** Opening Data block **
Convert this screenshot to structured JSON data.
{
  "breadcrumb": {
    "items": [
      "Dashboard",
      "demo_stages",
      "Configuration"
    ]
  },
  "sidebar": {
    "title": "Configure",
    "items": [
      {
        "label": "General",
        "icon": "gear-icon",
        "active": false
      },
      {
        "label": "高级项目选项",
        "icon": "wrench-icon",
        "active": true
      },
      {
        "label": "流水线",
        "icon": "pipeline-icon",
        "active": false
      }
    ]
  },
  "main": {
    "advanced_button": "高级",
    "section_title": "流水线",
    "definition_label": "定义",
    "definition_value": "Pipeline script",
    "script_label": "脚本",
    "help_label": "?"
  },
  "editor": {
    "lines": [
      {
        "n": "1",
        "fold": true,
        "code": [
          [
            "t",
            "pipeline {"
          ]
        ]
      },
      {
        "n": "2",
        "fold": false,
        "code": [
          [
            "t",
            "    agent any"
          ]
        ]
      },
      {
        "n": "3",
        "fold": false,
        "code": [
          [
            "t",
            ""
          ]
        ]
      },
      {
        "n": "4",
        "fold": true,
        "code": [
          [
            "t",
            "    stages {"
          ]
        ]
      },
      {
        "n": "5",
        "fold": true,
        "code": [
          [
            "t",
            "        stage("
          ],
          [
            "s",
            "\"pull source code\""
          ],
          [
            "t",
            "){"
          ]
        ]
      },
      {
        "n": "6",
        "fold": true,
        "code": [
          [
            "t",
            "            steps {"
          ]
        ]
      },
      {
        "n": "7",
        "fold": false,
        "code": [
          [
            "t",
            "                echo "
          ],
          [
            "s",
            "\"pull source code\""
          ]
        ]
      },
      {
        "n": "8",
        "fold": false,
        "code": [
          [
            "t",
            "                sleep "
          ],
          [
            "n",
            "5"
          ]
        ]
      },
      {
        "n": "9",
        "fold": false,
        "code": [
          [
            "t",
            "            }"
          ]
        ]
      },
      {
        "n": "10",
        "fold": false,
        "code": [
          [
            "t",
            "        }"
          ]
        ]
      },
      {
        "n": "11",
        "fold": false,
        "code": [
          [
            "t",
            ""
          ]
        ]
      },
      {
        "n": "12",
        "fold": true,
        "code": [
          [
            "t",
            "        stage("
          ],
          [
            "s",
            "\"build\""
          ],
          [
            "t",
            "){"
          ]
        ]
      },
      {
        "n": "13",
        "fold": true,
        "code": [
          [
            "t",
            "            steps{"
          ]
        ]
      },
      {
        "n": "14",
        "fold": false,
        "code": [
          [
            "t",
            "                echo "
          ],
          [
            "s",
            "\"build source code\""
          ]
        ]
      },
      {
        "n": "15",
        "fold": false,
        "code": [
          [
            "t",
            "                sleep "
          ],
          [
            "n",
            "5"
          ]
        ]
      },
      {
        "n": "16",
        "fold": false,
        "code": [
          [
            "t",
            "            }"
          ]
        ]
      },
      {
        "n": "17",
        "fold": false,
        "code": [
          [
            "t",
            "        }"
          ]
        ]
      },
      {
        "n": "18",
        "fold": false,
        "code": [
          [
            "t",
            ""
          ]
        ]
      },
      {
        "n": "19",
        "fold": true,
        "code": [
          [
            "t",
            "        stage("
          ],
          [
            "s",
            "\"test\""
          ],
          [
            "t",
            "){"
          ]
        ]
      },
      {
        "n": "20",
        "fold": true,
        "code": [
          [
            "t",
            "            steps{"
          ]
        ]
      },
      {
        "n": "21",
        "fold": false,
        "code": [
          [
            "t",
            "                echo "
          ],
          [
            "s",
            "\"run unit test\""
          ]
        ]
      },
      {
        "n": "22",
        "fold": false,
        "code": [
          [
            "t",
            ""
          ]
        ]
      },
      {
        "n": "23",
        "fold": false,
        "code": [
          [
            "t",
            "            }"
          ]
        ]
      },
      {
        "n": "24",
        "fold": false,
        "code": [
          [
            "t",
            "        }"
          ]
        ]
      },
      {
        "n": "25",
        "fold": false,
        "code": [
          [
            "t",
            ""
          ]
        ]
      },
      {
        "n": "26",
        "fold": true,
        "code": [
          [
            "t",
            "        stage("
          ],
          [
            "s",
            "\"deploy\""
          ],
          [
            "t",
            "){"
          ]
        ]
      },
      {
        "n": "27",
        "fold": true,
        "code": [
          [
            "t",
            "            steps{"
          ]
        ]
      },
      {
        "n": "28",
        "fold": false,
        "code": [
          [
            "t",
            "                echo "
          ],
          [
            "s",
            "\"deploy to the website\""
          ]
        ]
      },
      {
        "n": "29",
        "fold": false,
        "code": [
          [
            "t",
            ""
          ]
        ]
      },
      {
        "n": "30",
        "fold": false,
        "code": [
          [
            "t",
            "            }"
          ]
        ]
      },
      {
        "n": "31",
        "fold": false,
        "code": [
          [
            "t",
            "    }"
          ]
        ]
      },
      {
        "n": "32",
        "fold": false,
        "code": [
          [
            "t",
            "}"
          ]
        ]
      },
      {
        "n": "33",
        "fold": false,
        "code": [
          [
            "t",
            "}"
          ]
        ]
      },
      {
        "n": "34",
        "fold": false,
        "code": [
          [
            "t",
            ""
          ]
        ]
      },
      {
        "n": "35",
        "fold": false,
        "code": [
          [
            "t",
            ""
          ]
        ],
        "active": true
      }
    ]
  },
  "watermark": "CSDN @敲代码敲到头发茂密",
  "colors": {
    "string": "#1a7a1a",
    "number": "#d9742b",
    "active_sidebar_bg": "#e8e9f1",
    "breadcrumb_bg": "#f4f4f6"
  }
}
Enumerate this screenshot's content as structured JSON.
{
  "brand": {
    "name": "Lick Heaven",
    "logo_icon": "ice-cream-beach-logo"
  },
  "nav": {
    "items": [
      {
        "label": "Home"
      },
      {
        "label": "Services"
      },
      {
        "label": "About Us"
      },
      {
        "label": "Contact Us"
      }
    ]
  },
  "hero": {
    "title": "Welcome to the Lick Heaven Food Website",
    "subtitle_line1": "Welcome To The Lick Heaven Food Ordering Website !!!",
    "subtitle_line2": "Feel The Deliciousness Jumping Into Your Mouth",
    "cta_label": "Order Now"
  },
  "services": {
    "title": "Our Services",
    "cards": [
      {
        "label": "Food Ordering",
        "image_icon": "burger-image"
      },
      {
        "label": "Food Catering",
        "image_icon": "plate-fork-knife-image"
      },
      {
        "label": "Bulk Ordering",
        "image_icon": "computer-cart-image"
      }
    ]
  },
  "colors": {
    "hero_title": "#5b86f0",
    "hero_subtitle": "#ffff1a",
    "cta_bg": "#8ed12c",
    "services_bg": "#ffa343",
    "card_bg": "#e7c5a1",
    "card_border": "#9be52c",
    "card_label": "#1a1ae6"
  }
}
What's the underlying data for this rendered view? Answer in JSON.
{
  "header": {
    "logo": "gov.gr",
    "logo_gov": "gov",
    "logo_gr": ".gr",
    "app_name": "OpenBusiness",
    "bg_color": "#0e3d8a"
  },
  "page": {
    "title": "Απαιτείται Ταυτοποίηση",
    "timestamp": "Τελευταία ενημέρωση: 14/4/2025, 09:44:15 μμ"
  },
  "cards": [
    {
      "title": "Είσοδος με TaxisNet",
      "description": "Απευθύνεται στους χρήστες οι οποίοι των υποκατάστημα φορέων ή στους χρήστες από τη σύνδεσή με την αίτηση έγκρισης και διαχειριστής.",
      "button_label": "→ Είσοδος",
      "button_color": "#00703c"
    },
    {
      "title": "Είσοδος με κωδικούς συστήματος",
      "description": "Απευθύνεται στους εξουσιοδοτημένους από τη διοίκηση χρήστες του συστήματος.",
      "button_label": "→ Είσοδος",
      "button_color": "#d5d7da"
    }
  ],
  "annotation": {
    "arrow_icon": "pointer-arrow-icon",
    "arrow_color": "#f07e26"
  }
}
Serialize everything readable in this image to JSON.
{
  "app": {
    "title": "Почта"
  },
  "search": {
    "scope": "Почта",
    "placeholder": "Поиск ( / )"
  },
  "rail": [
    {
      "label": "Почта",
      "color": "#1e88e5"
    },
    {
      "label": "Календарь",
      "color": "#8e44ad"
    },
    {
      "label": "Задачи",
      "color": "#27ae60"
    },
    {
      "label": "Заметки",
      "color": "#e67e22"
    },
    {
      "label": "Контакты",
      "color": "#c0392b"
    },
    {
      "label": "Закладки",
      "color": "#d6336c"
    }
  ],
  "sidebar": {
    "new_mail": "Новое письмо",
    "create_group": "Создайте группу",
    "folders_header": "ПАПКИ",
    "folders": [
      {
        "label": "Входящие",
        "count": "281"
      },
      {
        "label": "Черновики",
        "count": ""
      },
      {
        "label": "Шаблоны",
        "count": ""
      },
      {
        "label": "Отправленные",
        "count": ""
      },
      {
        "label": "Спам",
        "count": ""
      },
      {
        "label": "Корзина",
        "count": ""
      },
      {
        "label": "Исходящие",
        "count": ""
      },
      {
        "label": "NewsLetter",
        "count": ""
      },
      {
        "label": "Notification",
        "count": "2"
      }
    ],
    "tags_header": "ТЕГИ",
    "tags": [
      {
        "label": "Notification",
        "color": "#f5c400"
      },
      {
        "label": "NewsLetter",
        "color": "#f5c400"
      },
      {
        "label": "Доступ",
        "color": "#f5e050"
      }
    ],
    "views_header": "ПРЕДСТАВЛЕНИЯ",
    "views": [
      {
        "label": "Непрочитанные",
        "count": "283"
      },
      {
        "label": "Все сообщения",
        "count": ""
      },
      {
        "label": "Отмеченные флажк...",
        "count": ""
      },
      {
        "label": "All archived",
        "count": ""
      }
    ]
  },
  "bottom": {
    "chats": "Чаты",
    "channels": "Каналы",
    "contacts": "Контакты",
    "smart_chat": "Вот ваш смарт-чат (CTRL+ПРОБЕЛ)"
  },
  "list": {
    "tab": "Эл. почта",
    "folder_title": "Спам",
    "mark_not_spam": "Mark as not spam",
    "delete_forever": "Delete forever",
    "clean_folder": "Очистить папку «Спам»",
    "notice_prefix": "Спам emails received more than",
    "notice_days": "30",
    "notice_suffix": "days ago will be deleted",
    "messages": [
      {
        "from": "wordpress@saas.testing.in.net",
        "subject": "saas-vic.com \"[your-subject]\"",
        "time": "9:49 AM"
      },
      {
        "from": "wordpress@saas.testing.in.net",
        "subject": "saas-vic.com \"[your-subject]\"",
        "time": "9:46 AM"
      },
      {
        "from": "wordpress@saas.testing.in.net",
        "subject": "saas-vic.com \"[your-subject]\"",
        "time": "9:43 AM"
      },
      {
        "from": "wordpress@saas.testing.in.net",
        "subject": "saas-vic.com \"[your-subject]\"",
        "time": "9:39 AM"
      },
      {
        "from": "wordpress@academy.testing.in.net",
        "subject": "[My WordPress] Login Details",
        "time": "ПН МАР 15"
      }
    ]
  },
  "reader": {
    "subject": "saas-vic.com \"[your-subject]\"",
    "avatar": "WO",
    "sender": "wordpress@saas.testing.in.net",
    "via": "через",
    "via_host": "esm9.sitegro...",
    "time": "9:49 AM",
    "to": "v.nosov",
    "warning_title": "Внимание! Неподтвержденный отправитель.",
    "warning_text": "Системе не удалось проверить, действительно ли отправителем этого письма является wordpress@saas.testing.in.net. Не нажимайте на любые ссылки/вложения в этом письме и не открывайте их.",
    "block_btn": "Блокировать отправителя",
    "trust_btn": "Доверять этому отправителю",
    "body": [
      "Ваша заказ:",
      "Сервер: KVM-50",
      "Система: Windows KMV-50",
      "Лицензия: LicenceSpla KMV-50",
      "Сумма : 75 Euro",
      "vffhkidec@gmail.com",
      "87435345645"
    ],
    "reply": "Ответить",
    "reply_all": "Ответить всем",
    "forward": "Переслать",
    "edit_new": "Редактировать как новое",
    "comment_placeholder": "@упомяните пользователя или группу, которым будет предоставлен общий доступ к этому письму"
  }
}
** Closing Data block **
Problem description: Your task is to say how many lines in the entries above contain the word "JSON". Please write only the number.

Solution to the exercise: 4